EXERCISE DESCRIPTION:
Report each line of the data that has "蓬莱遗珍" somewhere in it.

**** AVAILABLE DATA

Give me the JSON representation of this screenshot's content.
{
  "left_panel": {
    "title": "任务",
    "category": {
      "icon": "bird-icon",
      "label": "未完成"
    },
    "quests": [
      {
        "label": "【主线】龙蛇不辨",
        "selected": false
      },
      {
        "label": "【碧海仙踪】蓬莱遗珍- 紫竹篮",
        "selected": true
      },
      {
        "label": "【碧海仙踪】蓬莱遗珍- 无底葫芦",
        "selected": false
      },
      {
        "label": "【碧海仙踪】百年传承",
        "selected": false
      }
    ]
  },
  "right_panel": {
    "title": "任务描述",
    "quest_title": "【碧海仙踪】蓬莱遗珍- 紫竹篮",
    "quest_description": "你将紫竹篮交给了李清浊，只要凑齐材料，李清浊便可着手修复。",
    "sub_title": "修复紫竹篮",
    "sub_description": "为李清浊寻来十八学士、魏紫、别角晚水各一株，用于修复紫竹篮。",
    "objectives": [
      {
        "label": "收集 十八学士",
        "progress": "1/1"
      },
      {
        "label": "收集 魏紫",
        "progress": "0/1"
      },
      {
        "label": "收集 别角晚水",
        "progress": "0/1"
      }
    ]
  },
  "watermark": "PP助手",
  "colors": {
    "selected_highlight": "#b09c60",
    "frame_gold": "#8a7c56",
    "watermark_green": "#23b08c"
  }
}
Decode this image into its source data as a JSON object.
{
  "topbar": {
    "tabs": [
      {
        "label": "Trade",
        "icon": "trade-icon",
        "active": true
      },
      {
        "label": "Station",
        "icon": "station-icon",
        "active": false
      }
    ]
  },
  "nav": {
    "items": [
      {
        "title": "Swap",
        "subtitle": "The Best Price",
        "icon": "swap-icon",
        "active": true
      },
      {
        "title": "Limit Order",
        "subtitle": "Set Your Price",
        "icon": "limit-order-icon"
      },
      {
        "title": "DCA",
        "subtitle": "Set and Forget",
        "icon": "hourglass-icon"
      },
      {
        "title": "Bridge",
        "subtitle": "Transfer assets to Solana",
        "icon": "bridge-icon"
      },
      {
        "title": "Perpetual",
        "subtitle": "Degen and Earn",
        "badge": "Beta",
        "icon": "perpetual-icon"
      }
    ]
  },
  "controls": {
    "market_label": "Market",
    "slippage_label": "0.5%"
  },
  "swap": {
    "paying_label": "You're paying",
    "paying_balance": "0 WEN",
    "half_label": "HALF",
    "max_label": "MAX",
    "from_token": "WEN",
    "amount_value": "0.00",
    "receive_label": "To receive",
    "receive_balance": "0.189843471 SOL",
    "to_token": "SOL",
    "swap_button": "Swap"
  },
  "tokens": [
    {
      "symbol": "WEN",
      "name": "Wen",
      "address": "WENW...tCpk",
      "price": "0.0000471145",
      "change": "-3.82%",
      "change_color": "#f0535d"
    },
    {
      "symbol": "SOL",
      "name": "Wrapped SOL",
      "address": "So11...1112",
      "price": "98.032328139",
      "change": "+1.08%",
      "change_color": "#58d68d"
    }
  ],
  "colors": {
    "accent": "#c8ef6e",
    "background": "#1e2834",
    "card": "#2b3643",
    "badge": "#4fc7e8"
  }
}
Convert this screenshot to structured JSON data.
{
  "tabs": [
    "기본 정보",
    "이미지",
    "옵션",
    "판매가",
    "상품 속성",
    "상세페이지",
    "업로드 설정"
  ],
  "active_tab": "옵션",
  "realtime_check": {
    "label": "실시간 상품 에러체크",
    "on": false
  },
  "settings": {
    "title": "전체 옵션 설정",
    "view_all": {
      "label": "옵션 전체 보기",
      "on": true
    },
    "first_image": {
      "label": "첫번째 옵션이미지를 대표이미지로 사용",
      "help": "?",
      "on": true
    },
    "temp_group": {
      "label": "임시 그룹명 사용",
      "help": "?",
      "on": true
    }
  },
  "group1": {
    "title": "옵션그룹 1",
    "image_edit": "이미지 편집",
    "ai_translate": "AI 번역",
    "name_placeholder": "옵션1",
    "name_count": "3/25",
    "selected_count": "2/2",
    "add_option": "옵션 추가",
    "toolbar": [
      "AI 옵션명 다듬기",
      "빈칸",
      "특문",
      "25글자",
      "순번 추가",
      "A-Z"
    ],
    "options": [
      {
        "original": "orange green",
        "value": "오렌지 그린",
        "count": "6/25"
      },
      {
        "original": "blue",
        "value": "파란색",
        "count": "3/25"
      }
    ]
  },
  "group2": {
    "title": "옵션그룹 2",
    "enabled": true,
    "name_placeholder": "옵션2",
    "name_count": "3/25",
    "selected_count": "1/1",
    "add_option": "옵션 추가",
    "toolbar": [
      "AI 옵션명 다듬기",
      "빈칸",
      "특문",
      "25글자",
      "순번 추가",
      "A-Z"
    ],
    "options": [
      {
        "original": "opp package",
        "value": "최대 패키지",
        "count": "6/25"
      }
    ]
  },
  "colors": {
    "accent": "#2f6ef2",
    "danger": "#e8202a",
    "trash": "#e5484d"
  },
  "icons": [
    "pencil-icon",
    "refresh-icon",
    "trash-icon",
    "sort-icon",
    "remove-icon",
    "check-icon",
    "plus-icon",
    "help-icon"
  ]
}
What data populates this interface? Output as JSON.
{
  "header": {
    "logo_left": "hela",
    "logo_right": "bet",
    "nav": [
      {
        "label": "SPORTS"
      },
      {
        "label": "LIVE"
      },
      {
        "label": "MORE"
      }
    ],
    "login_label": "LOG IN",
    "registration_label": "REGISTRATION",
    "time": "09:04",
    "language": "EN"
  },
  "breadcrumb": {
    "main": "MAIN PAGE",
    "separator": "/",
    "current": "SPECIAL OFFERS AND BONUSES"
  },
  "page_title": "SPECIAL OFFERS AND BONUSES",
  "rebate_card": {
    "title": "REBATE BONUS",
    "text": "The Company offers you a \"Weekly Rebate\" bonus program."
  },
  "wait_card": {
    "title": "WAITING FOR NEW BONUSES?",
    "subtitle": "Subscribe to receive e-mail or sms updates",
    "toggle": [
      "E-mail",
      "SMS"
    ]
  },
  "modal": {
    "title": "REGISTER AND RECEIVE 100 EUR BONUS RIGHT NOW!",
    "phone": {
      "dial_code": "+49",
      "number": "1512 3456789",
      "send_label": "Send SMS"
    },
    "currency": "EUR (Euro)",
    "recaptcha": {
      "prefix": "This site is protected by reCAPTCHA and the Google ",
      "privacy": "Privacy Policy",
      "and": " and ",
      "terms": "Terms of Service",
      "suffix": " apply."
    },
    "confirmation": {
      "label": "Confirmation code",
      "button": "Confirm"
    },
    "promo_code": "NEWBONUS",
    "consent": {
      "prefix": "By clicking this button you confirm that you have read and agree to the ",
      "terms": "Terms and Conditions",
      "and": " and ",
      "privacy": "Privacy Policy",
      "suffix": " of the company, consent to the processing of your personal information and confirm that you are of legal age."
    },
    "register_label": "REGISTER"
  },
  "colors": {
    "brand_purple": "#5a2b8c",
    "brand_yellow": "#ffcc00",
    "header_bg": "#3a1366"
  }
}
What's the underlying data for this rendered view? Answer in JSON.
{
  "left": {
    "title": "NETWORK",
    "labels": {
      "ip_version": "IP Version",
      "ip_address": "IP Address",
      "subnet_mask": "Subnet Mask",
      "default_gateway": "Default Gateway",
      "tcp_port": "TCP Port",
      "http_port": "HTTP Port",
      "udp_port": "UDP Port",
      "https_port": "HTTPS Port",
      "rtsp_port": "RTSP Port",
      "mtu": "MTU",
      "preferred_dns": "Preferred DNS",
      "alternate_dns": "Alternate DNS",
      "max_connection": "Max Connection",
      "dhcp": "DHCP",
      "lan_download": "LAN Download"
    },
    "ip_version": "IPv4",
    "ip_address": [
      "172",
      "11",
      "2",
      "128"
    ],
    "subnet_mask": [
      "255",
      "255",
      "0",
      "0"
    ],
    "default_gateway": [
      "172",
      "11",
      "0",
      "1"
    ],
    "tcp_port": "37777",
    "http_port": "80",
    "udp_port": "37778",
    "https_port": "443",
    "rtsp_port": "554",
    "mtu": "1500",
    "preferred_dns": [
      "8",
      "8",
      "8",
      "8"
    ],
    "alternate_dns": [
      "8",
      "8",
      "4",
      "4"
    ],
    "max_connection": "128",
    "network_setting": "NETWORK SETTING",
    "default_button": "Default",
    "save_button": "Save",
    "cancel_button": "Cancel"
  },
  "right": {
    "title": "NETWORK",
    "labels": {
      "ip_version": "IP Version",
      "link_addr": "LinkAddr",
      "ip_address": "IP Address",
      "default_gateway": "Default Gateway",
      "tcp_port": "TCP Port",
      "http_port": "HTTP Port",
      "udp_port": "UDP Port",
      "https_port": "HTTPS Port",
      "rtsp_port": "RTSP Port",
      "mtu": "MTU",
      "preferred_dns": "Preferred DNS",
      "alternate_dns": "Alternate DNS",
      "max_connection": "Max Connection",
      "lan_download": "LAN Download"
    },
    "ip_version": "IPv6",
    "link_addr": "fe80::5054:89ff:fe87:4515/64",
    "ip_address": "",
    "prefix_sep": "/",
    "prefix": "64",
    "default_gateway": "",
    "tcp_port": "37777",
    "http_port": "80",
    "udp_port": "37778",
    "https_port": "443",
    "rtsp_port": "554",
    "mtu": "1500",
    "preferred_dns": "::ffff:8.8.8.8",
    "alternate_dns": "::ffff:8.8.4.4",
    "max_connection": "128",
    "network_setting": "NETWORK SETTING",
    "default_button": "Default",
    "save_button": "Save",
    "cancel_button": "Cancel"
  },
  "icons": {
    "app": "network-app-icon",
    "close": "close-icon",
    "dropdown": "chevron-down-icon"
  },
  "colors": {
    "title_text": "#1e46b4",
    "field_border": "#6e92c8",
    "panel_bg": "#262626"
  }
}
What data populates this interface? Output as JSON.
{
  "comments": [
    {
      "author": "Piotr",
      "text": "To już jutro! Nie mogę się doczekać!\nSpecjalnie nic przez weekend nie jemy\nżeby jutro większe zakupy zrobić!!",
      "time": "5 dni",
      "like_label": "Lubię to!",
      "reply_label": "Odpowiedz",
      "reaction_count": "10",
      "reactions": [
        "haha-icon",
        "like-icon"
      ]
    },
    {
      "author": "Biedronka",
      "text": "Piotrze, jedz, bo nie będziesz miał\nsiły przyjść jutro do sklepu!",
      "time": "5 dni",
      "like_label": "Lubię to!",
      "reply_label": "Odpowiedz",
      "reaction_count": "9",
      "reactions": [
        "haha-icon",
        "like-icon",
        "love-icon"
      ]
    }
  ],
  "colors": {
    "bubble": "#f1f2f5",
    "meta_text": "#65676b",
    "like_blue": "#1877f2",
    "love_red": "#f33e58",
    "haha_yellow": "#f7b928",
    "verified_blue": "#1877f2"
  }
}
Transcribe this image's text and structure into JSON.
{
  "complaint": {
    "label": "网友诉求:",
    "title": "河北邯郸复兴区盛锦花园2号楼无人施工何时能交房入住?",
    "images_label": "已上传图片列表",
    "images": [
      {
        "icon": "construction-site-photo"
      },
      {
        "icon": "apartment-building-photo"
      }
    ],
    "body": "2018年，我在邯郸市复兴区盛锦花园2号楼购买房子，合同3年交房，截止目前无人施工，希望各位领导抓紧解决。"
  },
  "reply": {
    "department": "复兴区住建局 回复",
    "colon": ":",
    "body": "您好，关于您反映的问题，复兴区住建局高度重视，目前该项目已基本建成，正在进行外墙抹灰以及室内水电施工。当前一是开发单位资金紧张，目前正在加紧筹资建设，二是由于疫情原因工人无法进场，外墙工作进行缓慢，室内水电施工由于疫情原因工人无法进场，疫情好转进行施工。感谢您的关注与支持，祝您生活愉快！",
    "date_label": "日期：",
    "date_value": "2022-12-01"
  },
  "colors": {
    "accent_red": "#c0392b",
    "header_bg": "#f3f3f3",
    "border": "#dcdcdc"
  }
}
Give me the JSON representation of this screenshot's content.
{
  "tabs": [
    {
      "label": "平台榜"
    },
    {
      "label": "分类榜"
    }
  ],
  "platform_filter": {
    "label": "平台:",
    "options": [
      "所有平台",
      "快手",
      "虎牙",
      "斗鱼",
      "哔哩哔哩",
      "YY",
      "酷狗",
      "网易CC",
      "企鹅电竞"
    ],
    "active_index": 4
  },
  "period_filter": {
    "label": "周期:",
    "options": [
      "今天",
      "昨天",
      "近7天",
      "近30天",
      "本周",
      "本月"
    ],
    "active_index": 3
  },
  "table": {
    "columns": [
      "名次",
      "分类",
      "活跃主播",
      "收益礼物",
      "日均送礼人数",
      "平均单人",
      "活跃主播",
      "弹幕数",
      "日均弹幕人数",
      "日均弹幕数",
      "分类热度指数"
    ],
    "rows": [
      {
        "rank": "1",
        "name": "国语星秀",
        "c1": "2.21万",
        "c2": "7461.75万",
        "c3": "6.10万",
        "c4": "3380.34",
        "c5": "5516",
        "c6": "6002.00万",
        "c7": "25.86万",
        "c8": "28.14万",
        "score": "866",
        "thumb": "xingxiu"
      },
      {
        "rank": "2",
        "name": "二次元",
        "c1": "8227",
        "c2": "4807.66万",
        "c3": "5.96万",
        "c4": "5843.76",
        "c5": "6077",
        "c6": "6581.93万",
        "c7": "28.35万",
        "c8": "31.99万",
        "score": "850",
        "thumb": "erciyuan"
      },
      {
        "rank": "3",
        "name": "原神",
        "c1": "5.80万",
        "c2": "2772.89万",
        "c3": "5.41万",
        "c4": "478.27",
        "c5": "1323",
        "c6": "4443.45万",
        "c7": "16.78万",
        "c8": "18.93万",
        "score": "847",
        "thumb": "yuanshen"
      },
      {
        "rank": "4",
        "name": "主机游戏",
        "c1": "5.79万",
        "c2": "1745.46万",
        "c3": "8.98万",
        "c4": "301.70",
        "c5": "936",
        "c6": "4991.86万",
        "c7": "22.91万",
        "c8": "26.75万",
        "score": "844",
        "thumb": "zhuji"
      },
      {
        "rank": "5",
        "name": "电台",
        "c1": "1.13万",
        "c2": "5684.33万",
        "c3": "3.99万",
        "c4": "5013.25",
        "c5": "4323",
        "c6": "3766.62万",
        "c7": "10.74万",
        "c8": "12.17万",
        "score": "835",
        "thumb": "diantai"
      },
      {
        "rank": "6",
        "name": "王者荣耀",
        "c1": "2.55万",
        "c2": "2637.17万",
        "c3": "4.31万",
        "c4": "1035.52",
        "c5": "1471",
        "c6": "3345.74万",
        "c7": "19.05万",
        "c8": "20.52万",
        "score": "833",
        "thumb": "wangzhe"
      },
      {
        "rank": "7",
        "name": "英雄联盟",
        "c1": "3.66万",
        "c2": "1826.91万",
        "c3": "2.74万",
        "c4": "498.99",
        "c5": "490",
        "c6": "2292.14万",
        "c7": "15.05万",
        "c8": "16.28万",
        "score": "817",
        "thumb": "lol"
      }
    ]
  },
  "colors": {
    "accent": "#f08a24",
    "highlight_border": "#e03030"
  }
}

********

EXERCISE ANSWER:
        "label": "【碧海仙踪】蓬莱遗珍- 紫竹篮",
        "label": "【碧海仙踪】蓬莱遗珍- 无底葫芦",
    "quest_title": "【碧海仙踪】蓬莱遗珍- 紫竹篮",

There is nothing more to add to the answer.